Monday, September 28, 2015

Giving Medical Advice

You are a nail technician/manicurist/nail stylist NOT a doctor - it is illegal for you to give your clients medical advice.  This includes advice on what to do about nail fungus or even a bleeding, broken nail. While there may be some home remedies that might work for various issues, telling your client to use them is practicing medicine without a license.  Remember, you are licensed (assuming you are in a location that licenses nail techs) to beautify the nails, not diagnose or treat them.  When in doubt, refer to a doctor.

Scope of Practice
In the United States, every state that licenses nail technicians has in their law books a scope of practice.  In order to get a license you need to take a law test so you should be familiar with the scope of your practice.  Unfortunately, it seems a lot of techs forget the legalities as soon as they pass the test.  For example, in California, "Manicuring is the practice of cutting, trimming, polishing, coloring, tinting, or cleansing the nails, or massaging, cleansing, treating, or beautifying the hands or feet of any person."  If what your client is asking for is outside of this scope, you are not licensed to perform the service or give advice.  Please know your state laws!

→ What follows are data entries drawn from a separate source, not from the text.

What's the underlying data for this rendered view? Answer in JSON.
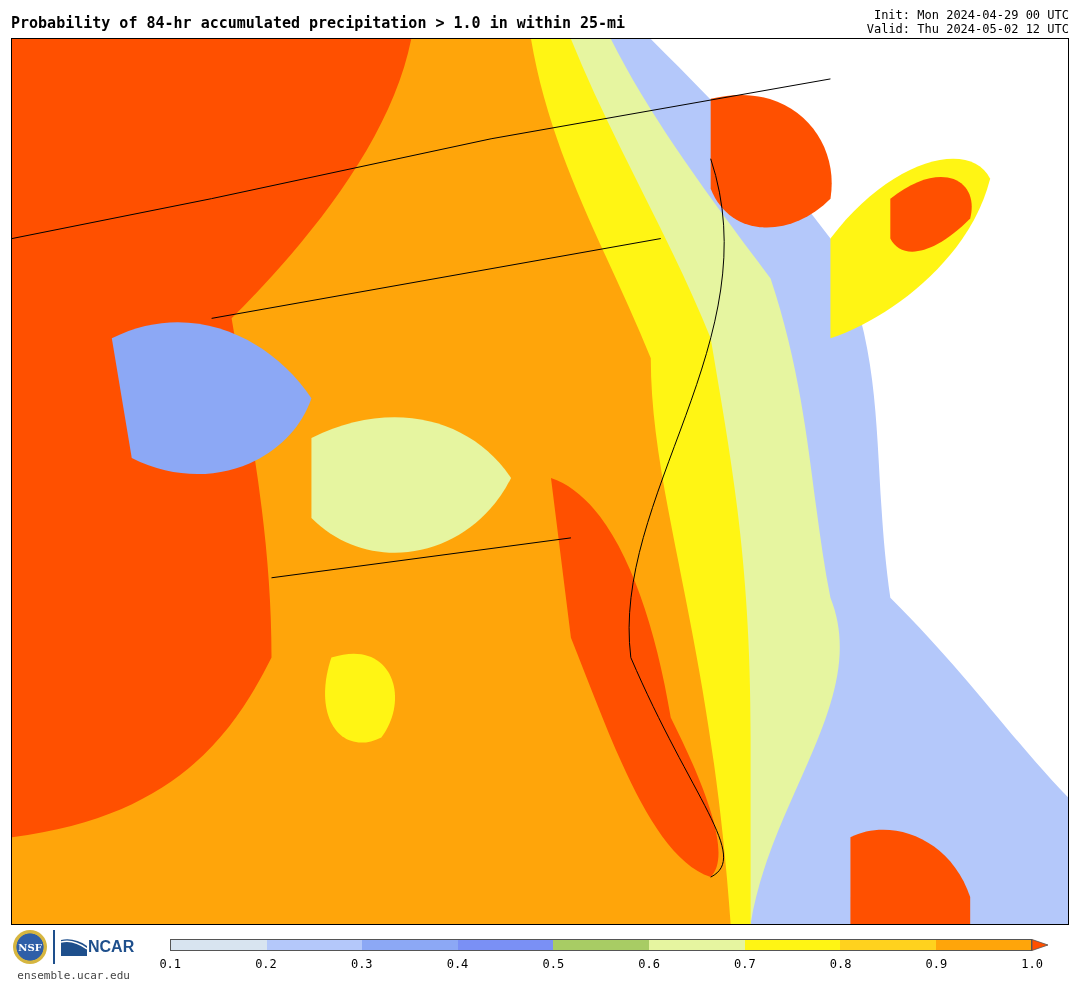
{
  "title": "Probability of 84-hr accumulated precipitation > 1.0 in within 25-mi",
  "init": "Init: Mon 2024-04-29 00 UTC",
  "valid": "Valid: Thu 2024-05-02 12 UTC",
  "logo": {
    "left": "NSF",
    "right": "NCAR",
    "url": "ensemble.ucar.edu"
  },
  "colorbar": {
    "bins": [
      {
        "color": "#d8e4f0"
      },
      {
        "color": "#b4c8fa"
      },
      {
        "color": "#8ca8f5"
      },
      {
        "color": "#7a90f5"
      },
      {
        "color": "#a8cc64"
      },
      {
        "color": "#e6f5a0"
      },
      {
        "color": "#fff514"
      },
      {
        "color": "#ffd21e"
      },
      {
        "color": "#ffa50a"
      }
    ],
    "overflow": {
      "color": "#ff5000"
    },
    "ticks": [
      "0.1",
      "0.2",
      "0.3",
      "0.4",
      "0.5",
      "0.6",
      "0.7",
      "0.8",
      "0.9",
      "1.0"
    ]
  }
}
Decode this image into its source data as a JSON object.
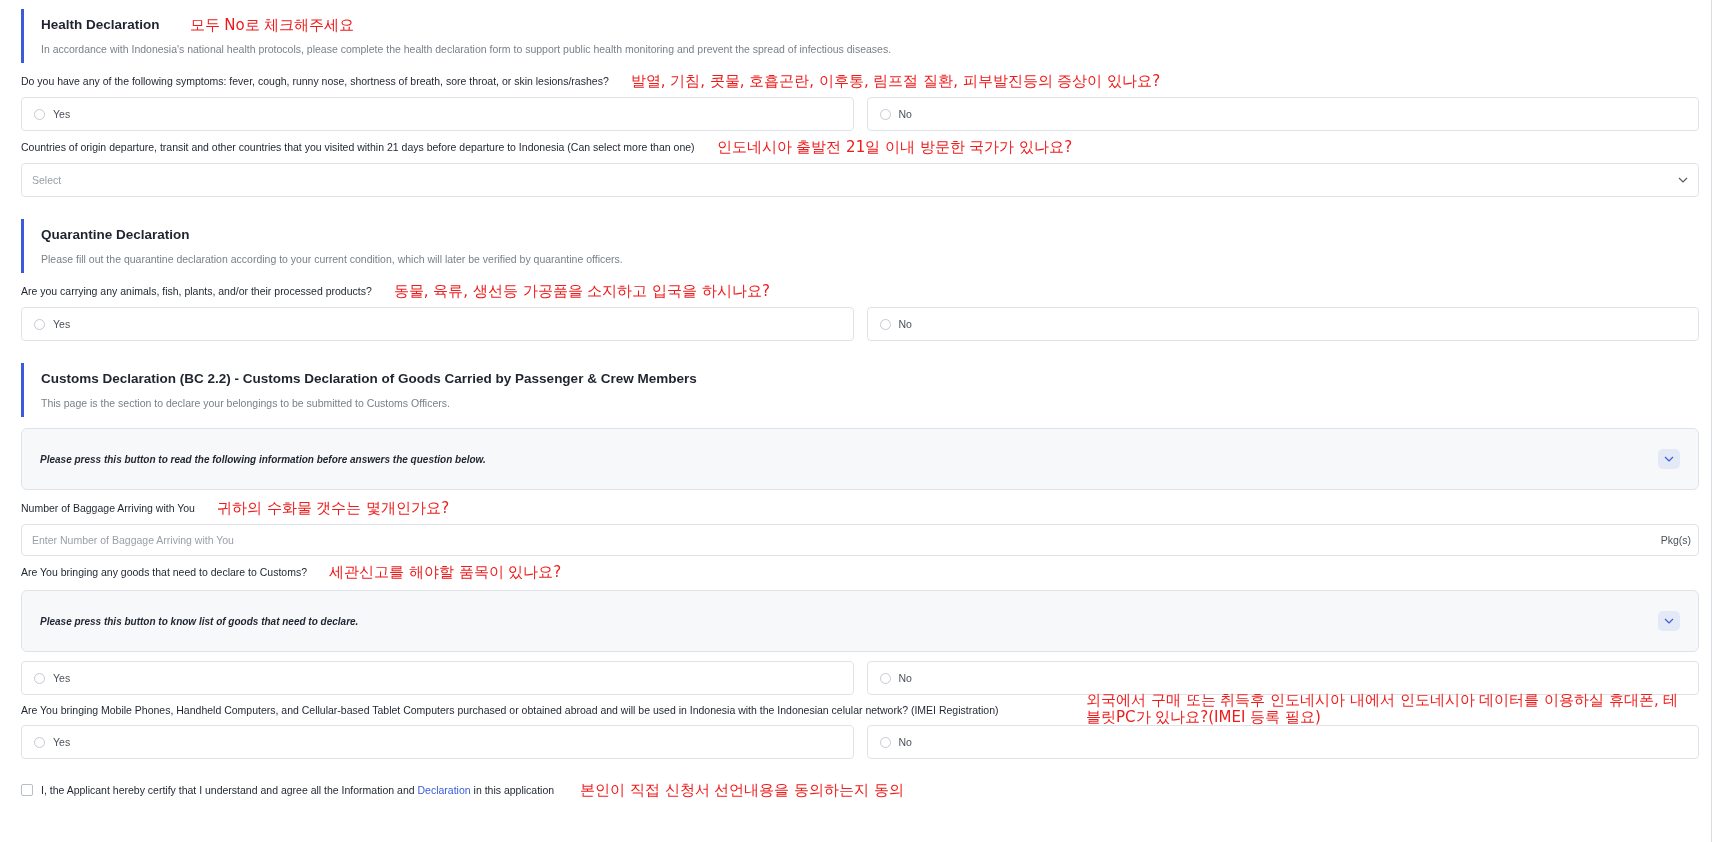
{
  "sections": [
    {
      "title": "Health Declaration",
      "note": "모두 No로 체크해주세요",
      "description": "In accordance with Indonesia's national health protocols, please complete the health declaration form to support public health monitoring and prevent the spread of infectious diseases.",
      "items": [
        {
          "kind": "question",
          "label": "Do you have any of the following symptoms: fever, cough, runny nose, shortness of breath, sore throat, or skin lesions/rashes?",
          "note": "발열, 기침, 콧물, 호흡곤란, 이후통, 림프절 질환, 피부발진등의 증상이 있나요?"
        },
        {
          "kind": "radio",
          "options": [
            {
              "label": "Yes",
              "selected": false
            },
            {
              "label": "No",
              "selected": false
            }
          ]
        },
        {
          "kind": "question",
          "label": "Countries of origin departure, transit and other countries that you visited within 21 days before departure to Indonesia (Can select more than one)",
          "note": "인도네시아 출발전 21일 이내 방문한 국가가 있나요?"
        },
        {
          "kind": "select",
          "placeholder": "Select"
        }
      ]
    },
    {
      "title": "Quarantine Declaration",
      "description": "Please fill out the quarantine declaration according to your current condition, which will later be verified by quarantine officers.",
      "items": [
        {
          "kind": "question",
          "label": "Are you carrying any animals, fish, plants, and/or their processed products?",
          "note": "동물, 육류, 생선등 가공품을 소지하고 입국을 하시나요?"
        },
        {
          "kind": "radio",
          "options": [
            {
              "label": "Yes",
              "selected": false
            },
            {
              "label": "No",
              "selected": false
            }
          ]
        }
      ]
    },
    {
      "title": "Customs Declaration (BC 2.2) - Customs Declaration of Goods Carried by Passenger & Crew Members",
      "description": "This page is the section to declare your belongings to be submitted to Customs Officers.",
      "items": [
        {
          "kind": "accordion",
          "text": "Please press this button to read the following information before answers the question below.",
          "expanded": false
        },
        {
          "kind": "question",
          "label": "Number of Baggage Arriving with You",
          "note": "귀하의 수화물 갯수는 몇개인가요?"
        },
        {
          "kind": "input",
          "placeholder": "Enter Number of Baggage Arriving with You",
          "suffix": "Pkg(s)"
        },
        {
          "kind": "question",
          "label": "Are You bringing any goods that need to declare to Customs?",
          "note": "세관신고를 해야할 품목이 있나요?"
        },
        {
          "kind": "accordion",
          "text": "Please press this button to know list of goods that need to declare.",
          "expanded": false
        },
        {
          "kind": "radio",
          "options": [
            {
              "label": "Yes",
              "selected": false
            },
            {
              "label": "No",
              "selected": false
            }
          ]
        },
        {
          "kind": "question_wide_note",
          "label": "Are You bringing Mobile Phones, Handheld Computers, and Cellular-based Tablet Computers purchased or obtained abroad and will be used in Indonesia with the Indonesian celular network? (IMEI Registration)",
          "note": "외국에서 구매 또는 취득후 인도네시아 내에서 인도네시아 데이터를 이용하실 휴대폰, 테블릿PC가 있나요?(IMEI 등록 필요)"
        },
        {
          "kind": "radio",
          "options": [
            {
              "label": "Yes",
              "selected": false
            },
            {
              "label": "No",
              "selected": false
            }
          ]
        }
      ]
    }
  ],
  "agreement": {
    "checked": false,
    "text_before": "I, the Applicant hereby certify that I understand and agree all the Information and",
    "link": "Declaration",
    "text_after": "in this application",
    "note": "본인이 직접 신청서 선언내용을 동의하는지 동의"
  }
}
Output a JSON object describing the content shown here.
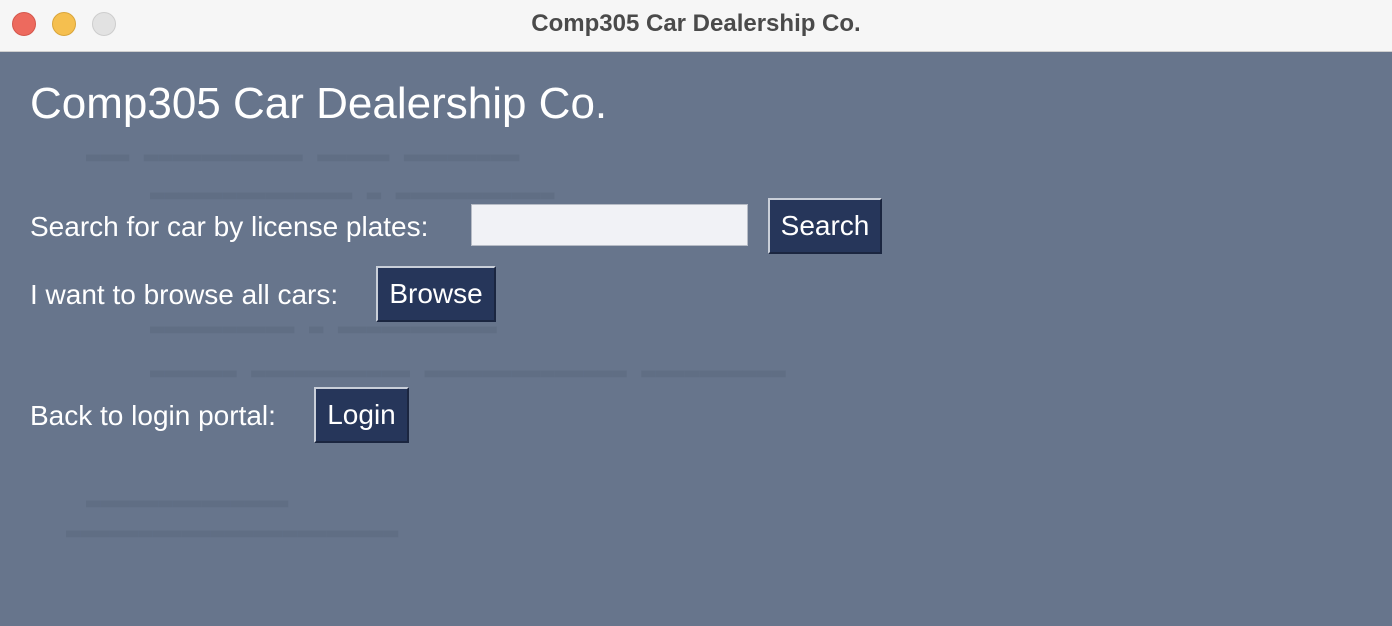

The crime of practicing without a license can be a very serious charge depending on the circumstances. State and country laws vary on this issue, however some possible consequences could include Fines, Incarceration, Paying Restitution and Probation. (

What could happen?
Let's say you are giving a client a manicure and she mentions she has had nail fungus on one of her toenails for years and its spreading to other toenails now.  You tell her that you have read on the internet that Vick's Vapo-Rub works for fungus.  She tries it for a few months and it doesn't work. Later she goes to a doctor who tells her that it has become systemic and since she is diabetic  she has developed ulcers on her feet and neuropathy and now they have to amputate some toes.  The doctor mentions that had she come in 2 months earlier it could have been caught soon enough.  The client realizes that the reason she didn't go in earlier is because her manicurist told her to try this home remedy. She sues.  And wins in court.  The manicurist's insurance refuses to pay because she was practicing outside the scope of her license.  She now has to come up with the fines and restitution out of her own pocket.

Yes this is a made-up (and rather extreme) example, but search the internet for "Nail Salon Sued" and you will see that it happens more than you would like to think about.